The Register has coverage of an iFixit teardown of the new Apple Watch and it’s pretty fascinating if you’re a gear head:
Teardown Apple’s Watch innards have been bared, and they’re not so dissimilar from those one might expect of a teeny tiny iPhone.
iFixit is famous for its teardowns of new hardware. CEO Kyle Wiens has been a vocal critic of Apple’s obstructive policies when dealing with third parties fixing and upgrading iOS devices. He has now flown his staff out to Australia to tear down the Apple Watch as early as possible.
Inspecting the reverse of the case of the trinket, very visible is a composite cover with hard coated optical polymer lenses protecting a set of LEDs and photodiodes. The bespoke heart rate sensor uses a combination of infrared and visible-light sensors to monitor wearers’ heart rates. Whether this sensor will be sophisticated enough to handle the palpitations of fanbois is yet to be established.
iFixit reckons that the heart rate monitor is actually a plethysmograph, suggesting it looks and acts like a pulse oximeter. They note: “Apple isn’t claiming it can measure your blood oxygen level.”
A lack of external screws demanded the team take their “tech knife” to pry away the display, which was gingerly removed in expectation of the display and digitizer cables. These were discovered to be trapped under a springy bracket, which is not unlike the Touch ID cable cover of the iPhone 5s.
‘Houston, we have separation’
With the display panel removed, two highly-advertised Apple Watch features were revealed: the Taptic Engine and the Digital Crown.
The Taptic Engine is a linear actuator that produces haptic feedback, also known as a gizmo that will bother wearers’ wrists with little taps to alert them of whatever the smartwatch considers noteworthy. The fruity company claim that, combined with “subtle audio cues from the specially engineered speaker driver,” the Taptic Engine will enable “some entirely new, intimate ways for you to communicate with other Apple Watch wearers. You can get someone’s attention with a gentle tap. Or even send something as personal as your heartbeat.”
The Digital Crown is a replacement for the crowns of mechanical watches, which were used to set the time and date and to wind the mainspring. Apple say they have “reimagined it as a versatile tool that answers the fundamental challenge of how to magnify content on a small display. Pinching to zoom, as you do on iPhone, is impractical. Turning the Digital Crown allows you to navigate nimbly and precisely without obstructing your view.”
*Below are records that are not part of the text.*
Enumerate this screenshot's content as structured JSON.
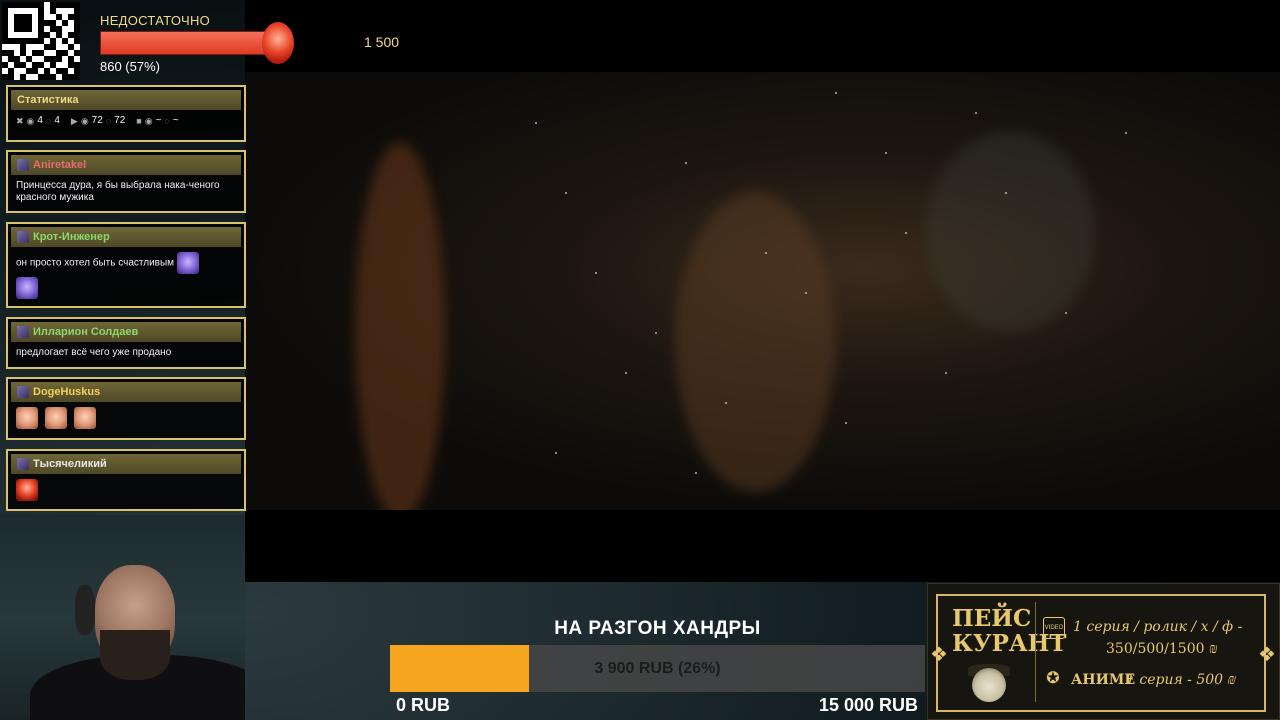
{
  "alert": {
    "label": "НЕДОСТАТОЧНО",
    "current": "860 (57%)",
    "target": "1 500",
    "progress_percent": 57
  },
  "chat": {
    "stats": {
      "title": "Статистика",
      "items": [
        "4",
        "4",
        "72",
        "72",
        "~",
        "~"
      ]
    },
    "messages": [
      {
        "user": "Aniretakel",
        "color": "#e86a6a",
        "text": "Принцесса дура, я бы выбрала нака-ченого красного мужика",
        "emotes": []
      },
      {
        "user": "Крот-Инженер",
        "color": "#8cd86a",
        "text": "он просто хотел быть счастливым",
        "emotes": [
          "purple",
          "purple"
        ]
      },
      {
        "user": "Илларион Солдаев",
        "color": "#8cd86a",
        "text": "предлогает всё чего уже продано",
        "emotes": []
      },
      {
        "user": "DogeHuskus",
        "color": "#f2d15c",
        "text": "",
        "emotes": [
          "face",
          "face",
          "face"
        ]
      },
      {
        "user": "Тысячеликий",
        "color": "#e6e6e6",
        "text": "",
        "emotes": [
          "red"
        ]
      }
    ]
  },
  "goal": {
    "title": "НА РАЗГОН ХАНДРЫ",
    "progress_text": "3 900 RUB (26%)",
    "progress_percent": 26,
    "min": "0 RUB",
    "max": "15 000 RUB"
  },
  "price": {
    "title_line1": "ПЕЙС",
    "title_line2": "КУРАНТ",
    "row1": "1 серия / ролик / х / ф -",
    "row1b": "350/500/1500 ₪",
    "row2_label": "АНИМЕ",
    "row2": "1 серия - 500 ₪",
    "icon_video_text": "VIDEO"
  },
  "colors": {
    "accent_gold": "#d8c36a",
    "goal_fill": "#f6a51f",
    "alert_bar": "#e03a22"
  },
  "icons": [
    "qr-code-icon",
    "close-icon",
    "eye-icon",
    "chat-icon",
    "play-icon",
    "video-icon",
    "spy-icon",
    "anime-icon"
  ]
}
iFixit reckon the Digital Crown has a rotary encoder system, like the Nest Thermostat, which reads the spinning of the angular position of a shaft into analog or digital code that computers can understand. The encoder is branched off of the button cable, along with the single push button and the diagnostic port contacts.
iFixit state that “All these peripherals leave us wondering whether Apple has any intention of offering an upgrade program for the Apple Watch. Stripping out the internals will be difficult and time-consuming—not the sort of thing your local Genius is equipped to handle, but we suppose Apple could provide a mail-order option.”
Attempting to dig into the watch further and access the S1 SiP, the team’s efforts were confounded by “the tiniest Tri-wing screws we’ve ever seen”. Referencing the abomination that constituted the innards of the MacBook Retina, the teardown team suggested both repairability and the difficulty that would be involved in upgrading the device are likely to be sources of complaints in the future.
A laudable economy of space is visible in the watch’s innards, but at a price, as the iFixit folk award the Apple Watch a Repairability Score of 5 out of 10, noting:
While not an industry standard, the watch band is easily removed and swapped out for a replacement.
Removing the screen is difficult, but not impossible – it’s the first component out, simplifying replacement.
Once you’re inside, the battery is quite easy to remove – only mild adhesive holds it in place.
Removing any other component is essentially impossible – all peripheral cables are soldered onto the back of the S1.
The fully encased S1 system makes board-level repairs impossible.
The launch has been very quietly received by Apple enthusiasts, who are typically modest and restrained users of social media.